In 2010, I'd like to see my CD of "Songs of Early Childhood" (songs of our ancestors from when they were children) completed. And it would be nice also to do the CD of my original songs (well, I will need to write at least two more songs to accomplish that).

On January 16 the Riverside Folk Song Society will celebrate 50 years of making music together! If you live in or near Riverside, or will be visiting the area on that weekend, consider yourself invited. To download the flyer, go to our webpage. Some of our original members will be on hand to share photos and memories of the past 50 years. The group has gone through a lot of changes over the years but the purpose and basic process has remained the same: to share our love of music and learn from each other. Email me if you are interested in joining us.

I am looking forward to an exciting year where I will be playing music for the NGS conference in Salt Lake in April/May and at the Family History Jamboree in Burbank in June, presenting songs for the Kids' Camp at each event. I am hoping that I may get to be known a bit more in the genealogical community as the folksinging genealogist!

Circlemending will also have booths at the Family History Expos in Mesa, AZ (January) and St. George, UT (February) (and probably at the ones in Sandy, UT in July and Alameda County, CA in October), and at the Family History seminar in Escondido, CA (March). We'll also be doing some performing and workshops at the Glendale (AZ) Folk and Heritage Fair in March and probably the folk festival in Flagstaff, AZ in June. We hope to remind folks at all these events that the act of singing together as families, in choirs, and in school used to be the way people entertained themselves. Among my musician friends, it's still how we spend evenings, days, or entire weekends. There is a sense of connection to one another when you share a song together.

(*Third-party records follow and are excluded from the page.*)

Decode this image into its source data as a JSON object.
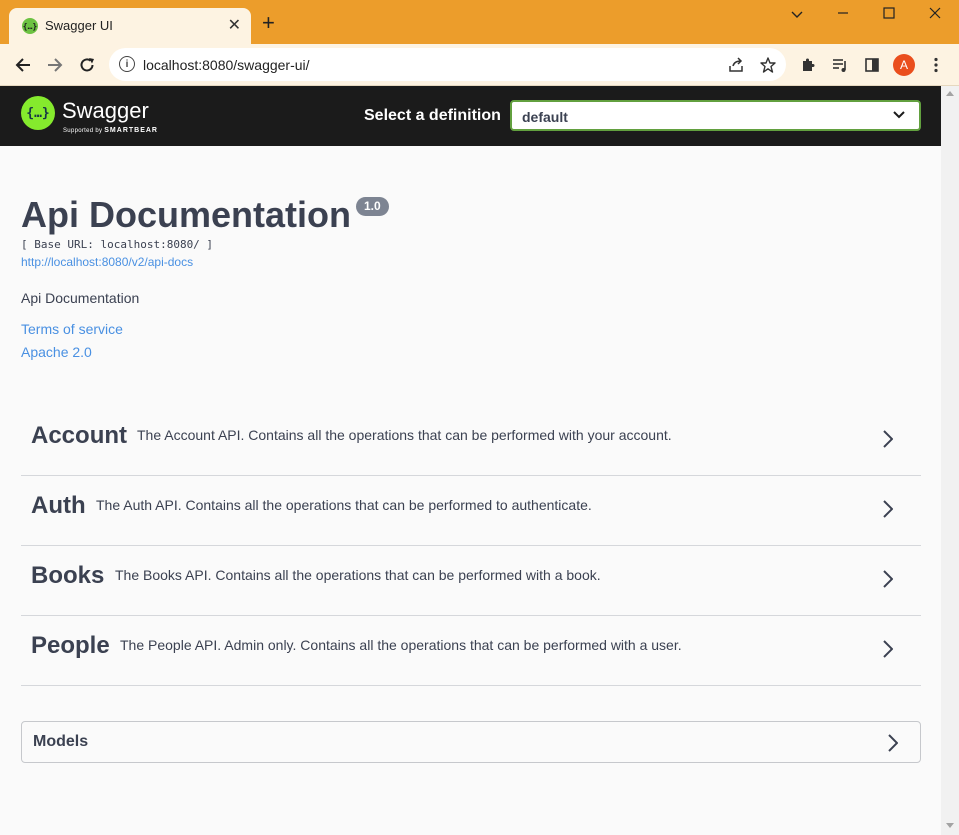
{
  "browser": {
    "tab_title": "Swagger UI",
    "tab_favicon_glyph": "{…}",
    "url": "localhost:8080/swagger-ui/",
    "avatar_letter": "A",
    "frame_color": "#ec9d2b",
    "toolbar_color": "#fdf3e2"
  },
  "swagger_header": {
    "logo_glyph": "{…}",
    "brand": "Swagger",
    "supported_by": "Supported by",
    "smartbear": "SMARTBEAR",
    "definition_label": "Select a definition",
    "definition_value": "default",
    "bg_color": "#1b1b1b",
    "accent_color": "#85ea2d"
  },
  "info": {
    "title": "Api Documentation",
    "version": "1.0",
    "base_url": "[ Base URL: localhost:8080/ ]",
    "docs_link": "http://localhost:8080/v2/api-docs",
    "description": "Api Documentation",
    "terms_link": "Terms of service",
    "license_link": "Apache 2.0",
    "link_color": "#4990e2"
  },
  "tags": [
    {
      "name": "Account",
      "description": "The Account API. Contains all the operations that can be performed with your account."
    },
    {
      "name": "Auth",
      "description": "The Auth API. Contains all the operations that can be performed to authenticate."
    },
    {
      "name": "Books",
      "description": "The Books API. Contains all the operations that can be performed with a book."
    },
    {
      "name": "People",
      "description": "The People API. Admin only. Contains all the operations that can be performed with a user."
    }
  ],
  "models": {
    "title": "Models"
  },
  "icons": {
    "back": "arrow-left-icon",
    "forward": "arrow-right-icon",
    "reload": "reload-icon",
    "info": "info-icon",
    "share": "share-icon",
    "bookmark": "star-icon",
    "extensions": "puzzle-icon",
    "media": "media-queue-icon",
    "sidepanel": "side-panel-icon",
    "menu": "kebab-menu-icon",
    "expand": "chevron-right-icon"
  }
}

So make that New Year's resolution to share some music with friends and/or loved ones. Come join us! There's always room for one more to sing, play, or just listen!

(To hear some of my philosophies of how music and ancestry connect, check out my Podcast with Susan E. King - scroll down to the Nov. 10 broadcast.)